Track Listing: The Lady Is in Love with You; Gone with the Wind; Miss Otis Regrets; Skylark; Just in Time; I Gotta Right to Sing the Blues; I Can't Give You Anything But Love; What a Little Moonlight Can Do; How Deep Is the Ocean; Travelin' Light; Everything I Have Is Yours; Almost Like Being in Love; Love Is the Thing
Personnel: Terrie Richards Alden - Vocal; Howard Alden - Guitar
I was first exposed to jazz as a middle school band student. A college ensemble passed through and put on a concert for the band students (of which I was one). The level of mastery and musicianship blew me away, intimidated, and inspired me

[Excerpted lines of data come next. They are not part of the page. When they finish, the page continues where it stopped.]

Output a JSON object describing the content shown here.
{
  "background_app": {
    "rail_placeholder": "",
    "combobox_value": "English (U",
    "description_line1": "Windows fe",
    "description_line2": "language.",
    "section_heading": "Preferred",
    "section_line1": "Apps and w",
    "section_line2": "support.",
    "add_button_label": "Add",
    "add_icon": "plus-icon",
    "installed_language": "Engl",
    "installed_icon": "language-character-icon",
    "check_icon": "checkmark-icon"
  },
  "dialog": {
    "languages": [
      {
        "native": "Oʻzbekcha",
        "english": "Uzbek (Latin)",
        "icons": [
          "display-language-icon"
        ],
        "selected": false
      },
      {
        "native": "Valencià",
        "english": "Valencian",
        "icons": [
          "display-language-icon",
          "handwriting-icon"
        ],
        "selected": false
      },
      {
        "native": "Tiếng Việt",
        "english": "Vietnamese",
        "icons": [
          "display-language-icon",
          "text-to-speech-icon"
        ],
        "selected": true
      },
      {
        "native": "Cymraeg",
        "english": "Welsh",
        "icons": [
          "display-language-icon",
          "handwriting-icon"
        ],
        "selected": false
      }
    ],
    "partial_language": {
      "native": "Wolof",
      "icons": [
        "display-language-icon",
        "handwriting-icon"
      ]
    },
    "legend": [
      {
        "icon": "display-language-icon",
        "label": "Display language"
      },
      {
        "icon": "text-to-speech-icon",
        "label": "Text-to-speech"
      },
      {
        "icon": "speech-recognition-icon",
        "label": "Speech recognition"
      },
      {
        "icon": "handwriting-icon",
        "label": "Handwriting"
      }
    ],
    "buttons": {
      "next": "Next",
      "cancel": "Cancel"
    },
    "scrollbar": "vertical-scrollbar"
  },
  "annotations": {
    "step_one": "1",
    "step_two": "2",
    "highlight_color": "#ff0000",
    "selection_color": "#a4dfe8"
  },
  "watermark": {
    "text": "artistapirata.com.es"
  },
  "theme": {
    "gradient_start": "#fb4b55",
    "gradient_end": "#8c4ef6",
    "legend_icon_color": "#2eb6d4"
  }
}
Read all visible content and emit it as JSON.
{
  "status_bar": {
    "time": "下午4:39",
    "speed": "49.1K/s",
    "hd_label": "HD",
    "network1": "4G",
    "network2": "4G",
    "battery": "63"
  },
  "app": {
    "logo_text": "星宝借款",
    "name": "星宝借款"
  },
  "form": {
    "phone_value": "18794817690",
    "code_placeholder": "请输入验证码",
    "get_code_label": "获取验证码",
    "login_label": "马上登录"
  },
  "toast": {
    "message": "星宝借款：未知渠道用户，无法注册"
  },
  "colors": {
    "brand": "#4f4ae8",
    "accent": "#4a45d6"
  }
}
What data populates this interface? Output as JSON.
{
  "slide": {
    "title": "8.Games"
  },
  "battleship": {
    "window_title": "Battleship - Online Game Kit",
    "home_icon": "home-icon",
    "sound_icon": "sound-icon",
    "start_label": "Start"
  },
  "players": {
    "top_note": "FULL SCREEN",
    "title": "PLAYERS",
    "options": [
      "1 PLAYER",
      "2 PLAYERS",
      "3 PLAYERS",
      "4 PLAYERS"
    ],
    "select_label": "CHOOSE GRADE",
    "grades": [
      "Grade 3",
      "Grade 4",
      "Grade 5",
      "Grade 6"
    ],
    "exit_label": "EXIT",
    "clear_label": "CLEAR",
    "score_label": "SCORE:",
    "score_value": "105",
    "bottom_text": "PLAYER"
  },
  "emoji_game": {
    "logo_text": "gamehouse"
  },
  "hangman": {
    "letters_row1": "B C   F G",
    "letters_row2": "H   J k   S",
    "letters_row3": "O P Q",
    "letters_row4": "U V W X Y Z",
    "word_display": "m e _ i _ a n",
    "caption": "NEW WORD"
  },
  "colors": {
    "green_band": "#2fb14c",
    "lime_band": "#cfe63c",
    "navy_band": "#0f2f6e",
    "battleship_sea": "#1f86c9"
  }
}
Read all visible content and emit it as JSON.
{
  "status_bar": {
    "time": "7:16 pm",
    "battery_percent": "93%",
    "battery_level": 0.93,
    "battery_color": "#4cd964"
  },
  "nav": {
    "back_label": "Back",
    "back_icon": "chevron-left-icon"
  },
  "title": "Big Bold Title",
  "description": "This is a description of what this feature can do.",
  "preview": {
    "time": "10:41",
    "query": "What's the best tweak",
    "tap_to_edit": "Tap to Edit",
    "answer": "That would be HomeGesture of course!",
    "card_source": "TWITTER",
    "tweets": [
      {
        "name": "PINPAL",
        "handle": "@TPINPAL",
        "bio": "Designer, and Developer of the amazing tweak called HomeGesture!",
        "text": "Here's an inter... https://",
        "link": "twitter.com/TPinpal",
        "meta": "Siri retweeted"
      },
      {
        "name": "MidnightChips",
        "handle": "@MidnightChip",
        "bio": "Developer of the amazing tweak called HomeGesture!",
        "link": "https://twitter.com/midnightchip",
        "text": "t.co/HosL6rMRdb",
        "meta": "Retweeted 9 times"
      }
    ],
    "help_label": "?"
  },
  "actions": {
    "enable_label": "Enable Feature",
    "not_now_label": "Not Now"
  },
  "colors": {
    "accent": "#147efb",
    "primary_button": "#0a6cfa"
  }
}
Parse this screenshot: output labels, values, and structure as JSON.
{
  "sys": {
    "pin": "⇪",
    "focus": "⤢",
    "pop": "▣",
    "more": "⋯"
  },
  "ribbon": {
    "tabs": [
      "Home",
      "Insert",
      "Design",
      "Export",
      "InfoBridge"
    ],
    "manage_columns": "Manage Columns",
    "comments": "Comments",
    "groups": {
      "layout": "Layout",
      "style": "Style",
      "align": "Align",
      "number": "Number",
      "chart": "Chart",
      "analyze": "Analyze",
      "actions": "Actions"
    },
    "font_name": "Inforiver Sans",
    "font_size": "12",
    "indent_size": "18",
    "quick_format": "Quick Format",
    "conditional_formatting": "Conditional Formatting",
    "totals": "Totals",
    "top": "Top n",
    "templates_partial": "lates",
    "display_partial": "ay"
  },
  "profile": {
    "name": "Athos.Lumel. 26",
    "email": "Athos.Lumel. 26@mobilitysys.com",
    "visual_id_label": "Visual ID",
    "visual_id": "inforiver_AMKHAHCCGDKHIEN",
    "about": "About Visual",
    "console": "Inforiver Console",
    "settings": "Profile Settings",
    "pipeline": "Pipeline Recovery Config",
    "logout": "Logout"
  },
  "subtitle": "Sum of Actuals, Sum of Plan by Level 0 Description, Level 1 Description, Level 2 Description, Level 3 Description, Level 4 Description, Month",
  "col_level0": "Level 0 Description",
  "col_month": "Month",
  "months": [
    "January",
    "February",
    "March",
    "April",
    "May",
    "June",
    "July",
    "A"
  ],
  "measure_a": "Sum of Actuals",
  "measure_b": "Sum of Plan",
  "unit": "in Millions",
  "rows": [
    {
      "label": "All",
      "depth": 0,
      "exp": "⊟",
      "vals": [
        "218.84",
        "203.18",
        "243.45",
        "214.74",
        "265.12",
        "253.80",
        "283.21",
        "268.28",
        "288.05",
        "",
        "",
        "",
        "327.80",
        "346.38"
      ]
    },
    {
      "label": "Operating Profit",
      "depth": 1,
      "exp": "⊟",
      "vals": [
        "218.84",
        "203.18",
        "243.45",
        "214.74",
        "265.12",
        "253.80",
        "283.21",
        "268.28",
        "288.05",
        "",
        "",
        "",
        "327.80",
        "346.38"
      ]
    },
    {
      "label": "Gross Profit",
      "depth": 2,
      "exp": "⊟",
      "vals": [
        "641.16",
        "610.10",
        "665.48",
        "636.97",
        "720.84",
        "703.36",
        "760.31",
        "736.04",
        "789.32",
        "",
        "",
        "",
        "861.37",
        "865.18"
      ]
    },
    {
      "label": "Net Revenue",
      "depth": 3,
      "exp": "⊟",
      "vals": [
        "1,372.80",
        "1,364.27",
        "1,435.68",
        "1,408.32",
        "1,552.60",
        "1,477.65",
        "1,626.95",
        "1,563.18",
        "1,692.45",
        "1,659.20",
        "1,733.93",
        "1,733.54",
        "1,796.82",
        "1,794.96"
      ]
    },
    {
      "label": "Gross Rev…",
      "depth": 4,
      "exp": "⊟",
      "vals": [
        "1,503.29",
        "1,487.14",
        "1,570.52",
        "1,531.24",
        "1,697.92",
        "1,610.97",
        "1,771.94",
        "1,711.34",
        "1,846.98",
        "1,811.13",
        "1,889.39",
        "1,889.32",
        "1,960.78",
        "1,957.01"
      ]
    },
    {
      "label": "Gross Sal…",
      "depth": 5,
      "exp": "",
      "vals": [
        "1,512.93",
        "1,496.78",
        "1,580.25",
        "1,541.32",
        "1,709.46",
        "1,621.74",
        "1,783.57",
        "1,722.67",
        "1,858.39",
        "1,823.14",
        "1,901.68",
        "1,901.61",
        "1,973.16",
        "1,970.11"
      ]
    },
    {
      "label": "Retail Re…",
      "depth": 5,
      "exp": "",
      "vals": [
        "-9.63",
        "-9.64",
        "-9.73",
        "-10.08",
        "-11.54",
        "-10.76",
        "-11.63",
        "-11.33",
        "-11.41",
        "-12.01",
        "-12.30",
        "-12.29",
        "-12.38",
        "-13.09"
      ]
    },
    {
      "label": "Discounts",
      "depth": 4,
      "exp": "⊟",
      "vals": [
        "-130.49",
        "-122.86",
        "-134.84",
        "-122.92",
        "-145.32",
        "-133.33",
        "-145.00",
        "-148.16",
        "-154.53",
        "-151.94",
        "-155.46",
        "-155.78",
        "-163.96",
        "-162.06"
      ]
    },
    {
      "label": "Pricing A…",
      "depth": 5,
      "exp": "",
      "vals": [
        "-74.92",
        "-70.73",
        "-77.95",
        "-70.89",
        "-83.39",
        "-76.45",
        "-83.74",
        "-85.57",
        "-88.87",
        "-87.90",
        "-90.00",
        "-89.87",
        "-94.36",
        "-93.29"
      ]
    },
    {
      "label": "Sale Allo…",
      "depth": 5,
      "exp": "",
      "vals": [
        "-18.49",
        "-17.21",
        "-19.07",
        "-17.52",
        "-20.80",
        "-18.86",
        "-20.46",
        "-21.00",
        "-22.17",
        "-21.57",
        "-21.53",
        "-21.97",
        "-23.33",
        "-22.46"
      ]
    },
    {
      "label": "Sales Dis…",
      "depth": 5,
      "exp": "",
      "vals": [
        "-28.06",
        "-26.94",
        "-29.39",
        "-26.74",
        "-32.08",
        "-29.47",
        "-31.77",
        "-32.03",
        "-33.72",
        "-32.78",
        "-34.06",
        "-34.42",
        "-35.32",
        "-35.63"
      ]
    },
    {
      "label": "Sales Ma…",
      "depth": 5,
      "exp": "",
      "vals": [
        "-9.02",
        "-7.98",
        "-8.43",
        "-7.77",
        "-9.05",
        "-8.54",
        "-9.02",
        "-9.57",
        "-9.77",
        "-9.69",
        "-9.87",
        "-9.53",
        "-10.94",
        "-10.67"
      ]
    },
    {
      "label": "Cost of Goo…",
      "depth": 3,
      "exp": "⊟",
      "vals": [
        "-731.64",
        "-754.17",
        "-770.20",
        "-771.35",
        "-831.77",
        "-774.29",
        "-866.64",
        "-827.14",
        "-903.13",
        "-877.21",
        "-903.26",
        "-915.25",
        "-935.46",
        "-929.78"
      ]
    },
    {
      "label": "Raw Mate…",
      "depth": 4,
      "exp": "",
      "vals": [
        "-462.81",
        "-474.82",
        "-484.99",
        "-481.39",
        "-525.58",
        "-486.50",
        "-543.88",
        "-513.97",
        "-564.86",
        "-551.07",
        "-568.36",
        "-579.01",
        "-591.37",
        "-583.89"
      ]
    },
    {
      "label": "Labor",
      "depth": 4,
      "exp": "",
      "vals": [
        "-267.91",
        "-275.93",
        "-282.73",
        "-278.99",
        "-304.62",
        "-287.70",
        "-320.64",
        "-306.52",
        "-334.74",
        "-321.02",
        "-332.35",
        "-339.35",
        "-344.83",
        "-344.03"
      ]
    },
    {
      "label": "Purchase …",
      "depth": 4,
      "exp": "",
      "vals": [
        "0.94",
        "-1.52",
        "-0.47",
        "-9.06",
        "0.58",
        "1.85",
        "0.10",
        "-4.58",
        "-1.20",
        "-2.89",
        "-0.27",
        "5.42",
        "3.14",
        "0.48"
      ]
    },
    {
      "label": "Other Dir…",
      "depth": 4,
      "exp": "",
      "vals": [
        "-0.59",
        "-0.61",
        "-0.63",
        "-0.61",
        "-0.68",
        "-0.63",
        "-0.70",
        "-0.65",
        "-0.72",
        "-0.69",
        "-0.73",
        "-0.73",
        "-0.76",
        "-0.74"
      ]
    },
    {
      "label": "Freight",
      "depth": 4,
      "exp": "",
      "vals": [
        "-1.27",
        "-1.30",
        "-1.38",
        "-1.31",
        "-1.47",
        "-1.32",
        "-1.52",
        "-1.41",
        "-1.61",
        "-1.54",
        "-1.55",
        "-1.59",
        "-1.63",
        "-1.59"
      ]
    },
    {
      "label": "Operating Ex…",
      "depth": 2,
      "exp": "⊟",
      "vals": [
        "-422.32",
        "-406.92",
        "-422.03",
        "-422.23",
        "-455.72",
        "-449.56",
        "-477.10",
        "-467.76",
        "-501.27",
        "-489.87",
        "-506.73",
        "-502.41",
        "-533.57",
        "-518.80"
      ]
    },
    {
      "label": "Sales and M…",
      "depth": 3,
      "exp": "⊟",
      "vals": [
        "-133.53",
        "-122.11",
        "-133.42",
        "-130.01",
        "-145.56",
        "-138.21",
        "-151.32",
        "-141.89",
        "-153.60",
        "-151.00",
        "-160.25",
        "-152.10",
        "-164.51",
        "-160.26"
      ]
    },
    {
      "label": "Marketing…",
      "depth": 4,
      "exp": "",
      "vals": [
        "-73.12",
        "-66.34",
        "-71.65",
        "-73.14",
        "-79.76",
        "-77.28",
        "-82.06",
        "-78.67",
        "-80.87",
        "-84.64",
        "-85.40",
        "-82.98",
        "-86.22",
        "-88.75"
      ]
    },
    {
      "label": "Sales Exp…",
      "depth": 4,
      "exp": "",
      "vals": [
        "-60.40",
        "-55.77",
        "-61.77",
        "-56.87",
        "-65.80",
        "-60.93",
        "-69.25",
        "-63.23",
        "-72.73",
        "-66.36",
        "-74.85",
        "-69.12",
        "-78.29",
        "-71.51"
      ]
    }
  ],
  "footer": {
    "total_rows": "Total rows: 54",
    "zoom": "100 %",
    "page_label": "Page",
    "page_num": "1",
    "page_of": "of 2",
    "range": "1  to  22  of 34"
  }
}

I was first exposed to jazz as a middle school band student. A college ensemble passed through and put on a concert for the band students (of which I was one). The level of mastery and musicianship blew me away, intimidated, and inspired me. Try as I might, I was never able to achieve a high enough level of competency to perform at the level I was first and subsequently exposed to. Regardless, I was hooked on jazz and remain so to this day.